From the Margins to the Mainstream: Advocating the inclusion of men’s health in policy, GAMH’s latest report, was published on 19 June 2020 , during International Men’s Health Week.
The COVID-19 pandemic has shone a cruel light on the state of men’s health globally. The most recently-available data, which is provisional, shows that in 38 out of 40 countries for which data is available, more men have died than women as a result of the virus. In several countries, over twice as many men as women have died.
This excess mortality burden on men is almost certainly due to a mix of biological, behavioural and structural factors. Men have a weaker immune response to respiratory infections, for example, and they are more likely to drink alcohol at unsafe levels and smoke. They are less likely to wash their hands regularly or seek medical help at the right time.
Crucially, a higher proportion of men have an underlying health condition, such as cardiovascular disease, diabetes or chronic obstructive pulmonary disease, that can significantly increase the risk of serious COVID-19 disease and death. Men who are in low-paid, precarious work or who are from certain ethnic groups are most at risk.
The particular vulnerability of men to COVID-19 is directly linked to the historic neglect of men’s health. If men’s health had been systematically addressed before the pandemic, especially for men in the most economically and socially disadvantaged groups, the virus would almost certainly have had a less dramatic impact. And there would also have been far fewer cases of the underlying conditions that were already exacting a heavy toll on men’s lives – and which will continue to do so once the pandemic has passed.
Many are hoping that something good will come out of the suffering caused by COVID-19. From a men’s health perspective, that could be a new understanding of the extent of men’s health problems and the need for concerted action to address them at the global, national and local levels.
This action has to start with policy. Drawing on the latest clinical knowledge and the growing body of robust evidence on effective health promotion, new policies can be developed that can stimulate and facilitate the development of new kinds of services, programmes and interventions that improve men’s health outcomes, especially for men in the most disadvantaged and at-risk groups.
From the Margins to the Mainstream examines the policy response to men’s health to date, the barriers to policy development, the currently-available opportunities and, most importantly, the policy priorities and the next steps necessary for their achievement through effective advocacy. The impact of COVID-19 has without doubt made this made this much more urgent work.

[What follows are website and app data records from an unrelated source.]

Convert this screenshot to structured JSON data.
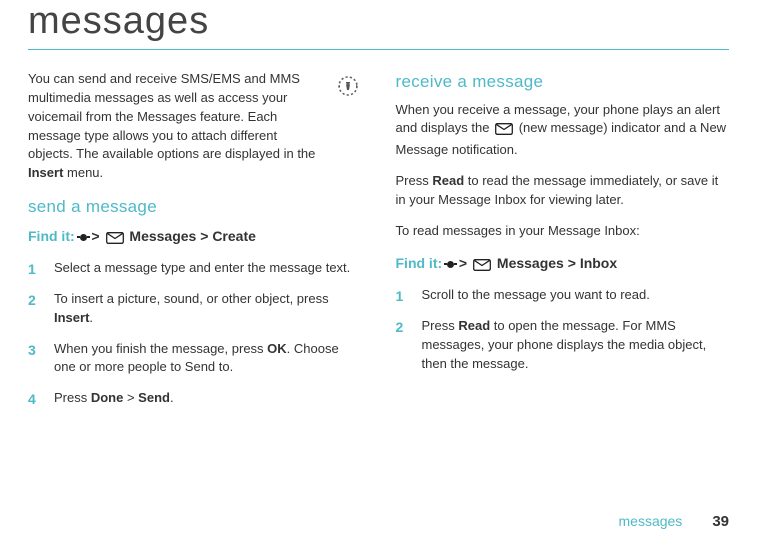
{
  "pageTitle": "messages",
  "intro": {
    "textBefore": "You can send and receive SMS/EMS and MMS multimedia messages as well as access your voicemail from the Messages feature. Each message type allows you to attach different objects. The available options are displayed in the ",
    "insertLabel": "Insert",
    "textAfter": " menu."
  },
  "send": {
    "heading": "send a message",
    "findItLabel": "Find it:  ",
    "pathSep": " > ",
    "messagesLabel": " Messages",
    "createLabel": "Create",
    "steps": {
      "s1": "Select a message type and enter the message text.",
      "s2a": "To insert a picture, sound, or other object, press ",
      "s2b": "Insert",
      "s2c": ".",
      "s3a": "When you finish the message, press ",
      "s3b": "OK",
      "s3c": ". Choose one or more people to Send to.",
      "s4a": "Press ",
      "s4b": "Done",
      "s4c": " > ",
      "s4d": "Send",
      "s4e": "."
    }
  },
  "receive": {
    "heading": "receive a message",
    "p1a": "When you receive a message, your phone plays an alert and displays the ",
    "p1b": " (new message) indicator and a New Message notification.",
    "p2a": "Press ",
    "p2b": "Read",
    "p2c": " to read the message immediately, or save it in your Message Inbox for viewing later.",
    "p3": "To read messages in your Message Inbox:",
    "findItLabel": "Find it:  ",
    "pathSep": " > ",
    "messagesLabel": " Messages",
    "inboxLabel": "Inbox",
    "steps": {
      "s1": "Scroll to the message you want to read.",
      "s2a": "Press ",
      "s2b": "Read",
      "s2c": " to open the message. For MMS messages, your phone displays the media object, then the message."
    }
  },
  "footer": {
    "label": "messages",
    "page": "39"
  }
}
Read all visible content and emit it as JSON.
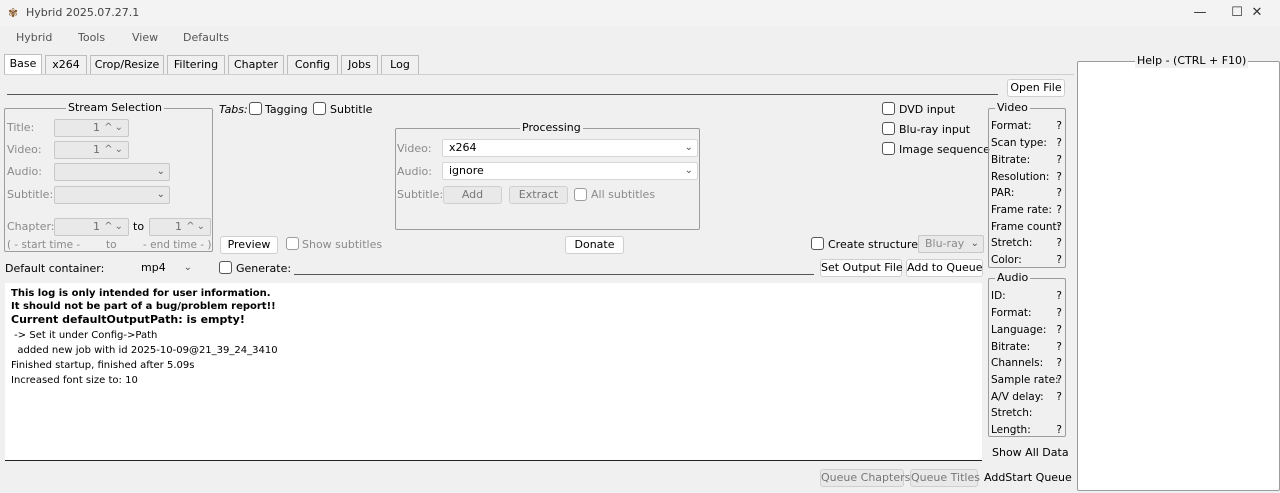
{
  "window": {
    "title": "Hybrid 2025.07.27.1",
    "minimize": "—",
    "maximize": "☐",
    "close": "✕"
  },
  "menu": [
    "Hybrid",
    "Tools",
    "View",
    "Defaults"
  ],
  "tabs": [
    "Base",
    "x264",
    "Crop/Resize",
    "Filtering",
    "Chapter",
    "Config",
    "Jobs",
    "Log"
  ],
  "file": {
    "path": "",
    "open_label": "Open File"
  },
  "stream_selection": {
    "title": "Stream Selection",
    "title_label": "Title:",
    "title_value": "1",
    "video_label": "Video:",
    "video_value": "1",
    "audio_label": "Audio:",
    "subtitle_label": "Subtitle:",
    "chapter_label": "Chapter:",
    "chapter_from": "1",
    "to_label": "to",
    "chapter_to": "1",
    "start_time": "( - start time -",
    "to_small": "to",
    "end_time": "- end time - )"
  },
  "tabs_options": {
    "label": "Tabs:",
    "tagging": "Tagging",
    "subtitle": "Subtitle"
  },
  "processing": {
    "title": "Processing",
    "video_label": "Video:",
    "video_value": "x264",
    "audio_label": "Audio:",
    "audio_value": "ignore",
    "subtitle_label": "Subtitle:",
    "add_label": "Add",
    "extract_label": "Extract",
    "all_subtitles": "All subtitles"
  },
  "inputs": {
    "dvd": "DVD input",
    "bluray": "Blu-ray input",
    "image_sequence": "Image sequence"
  },
  "preview": {
    "label": "Preview",
    "show_subtitles": "Show subtitles"
  },
  "donate_label": "Donate",
  "structure": {
    "label": "Create structure:",
    "value": "Blu-ray"
  },
  "output": {
    "container_label": "Default container:",
    "container_value": "mp4",
    "generate_label": "Generate:",
    "set_output": "Set Output File",
    "add_queue": "Add to Queue"
  },
  "log": {
    "lines": [
      "This log is only intended for user information.",
      "It should not be part of a bug/problem report!!",
      "Current defaultOutputPath:  is empty!",
      " -> Set it under Config->Path",
      "  added new job with id 2025-10-09@21_39_24_3410",
      "Finished startup, finished after 5.09s",
      "Increased font size to: 10"
    ]
  },
  "video_info": {
    "title": "Video",
    "items": [
      "Format:",
      "Scan type:",
      "Bitrate:",
      "Resolution:",
      "PAR:",
      "Frame rate:",
      "Frame count:",
      "Stretch:",
      "Color:"
    ],
    "values": [
      "?",
      "?",
      "?",
      "?",
      "?",
      "?",
      "?",
      "?",
      "?"
    ]
  },
  "audio_info": {
    "title": "Audio",
    "items": [
      "ID:",
      "Format:",
      "Language:",
      "Bitrate:",
      "Channels:",
      "Sample rate:",
      "A/V delay:",
      "Stretch:",
      "Length:"
    ],
    "values": [
      "?",
      "?",
      "?",
      "?",
      "?",
      "?",
      "?",
      "",
      "?"
    ]
  },
  "show_all_data": "Show All Data",
  "queue": {
    "chapters": "Queue Chapters",
    "titles": "Queue Titles",
    "add_start": "AddStart Queue"
  },
  "help": {
    "title": "Help - (CTRL + F10)"
  }
}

We would very much like to know what you think of the report. We are aiming to produce a short follow-up statement in September/October which summarises the responses we have received and sets out how we propose to take forward a new advocacy campaign that helps to make men’s health mainstream. Please send your feedback to firstname.lastname@example.org or via this contact form.
2 July 2020